# ASSIGNMENT
Read the data, and whenever a line holds the word "this", report that line.
#####
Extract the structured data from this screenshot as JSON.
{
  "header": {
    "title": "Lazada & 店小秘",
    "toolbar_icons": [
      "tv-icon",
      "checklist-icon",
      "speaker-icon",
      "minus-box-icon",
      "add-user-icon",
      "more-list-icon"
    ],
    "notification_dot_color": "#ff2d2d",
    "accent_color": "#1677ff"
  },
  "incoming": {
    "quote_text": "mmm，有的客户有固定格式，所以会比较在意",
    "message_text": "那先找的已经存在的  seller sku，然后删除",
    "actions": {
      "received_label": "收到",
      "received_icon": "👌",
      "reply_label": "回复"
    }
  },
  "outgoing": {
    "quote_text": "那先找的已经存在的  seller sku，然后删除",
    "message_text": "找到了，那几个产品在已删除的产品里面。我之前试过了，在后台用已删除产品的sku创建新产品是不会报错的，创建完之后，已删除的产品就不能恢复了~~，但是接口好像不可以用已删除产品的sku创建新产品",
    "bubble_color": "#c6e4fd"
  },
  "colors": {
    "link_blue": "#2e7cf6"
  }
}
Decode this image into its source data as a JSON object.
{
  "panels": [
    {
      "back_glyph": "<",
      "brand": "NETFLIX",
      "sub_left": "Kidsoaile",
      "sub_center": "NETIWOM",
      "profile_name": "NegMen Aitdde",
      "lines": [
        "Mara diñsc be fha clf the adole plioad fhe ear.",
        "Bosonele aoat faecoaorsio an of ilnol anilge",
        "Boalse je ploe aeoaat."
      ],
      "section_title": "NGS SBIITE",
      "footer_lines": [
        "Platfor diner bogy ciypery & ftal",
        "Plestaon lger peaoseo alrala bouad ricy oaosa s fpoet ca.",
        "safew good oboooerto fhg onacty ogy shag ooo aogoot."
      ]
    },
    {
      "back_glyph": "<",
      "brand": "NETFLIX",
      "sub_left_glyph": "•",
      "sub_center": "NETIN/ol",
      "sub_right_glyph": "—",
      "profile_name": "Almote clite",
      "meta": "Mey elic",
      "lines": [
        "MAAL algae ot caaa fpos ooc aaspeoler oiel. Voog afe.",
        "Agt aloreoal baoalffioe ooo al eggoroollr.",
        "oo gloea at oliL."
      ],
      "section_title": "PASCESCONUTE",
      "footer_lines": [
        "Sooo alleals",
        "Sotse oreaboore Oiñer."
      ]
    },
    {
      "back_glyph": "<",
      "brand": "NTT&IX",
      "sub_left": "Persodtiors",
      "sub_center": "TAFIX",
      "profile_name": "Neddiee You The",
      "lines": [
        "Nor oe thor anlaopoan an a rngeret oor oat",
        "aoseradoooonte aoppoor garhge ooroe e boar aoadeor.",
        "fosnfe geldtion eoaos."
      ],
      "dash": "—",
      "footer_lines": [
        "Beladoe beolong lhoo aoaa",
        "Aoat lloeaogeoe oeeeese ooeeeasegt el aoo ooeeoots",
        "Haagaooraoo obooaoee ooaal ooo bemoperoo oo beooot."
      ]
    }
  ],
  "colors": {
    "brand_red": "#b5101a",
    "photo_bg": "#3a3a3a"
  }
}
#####
# RESPONSE BOX
Extract the structured data from this screenshot as JSON.
Decode this image into its source data as a JSON object.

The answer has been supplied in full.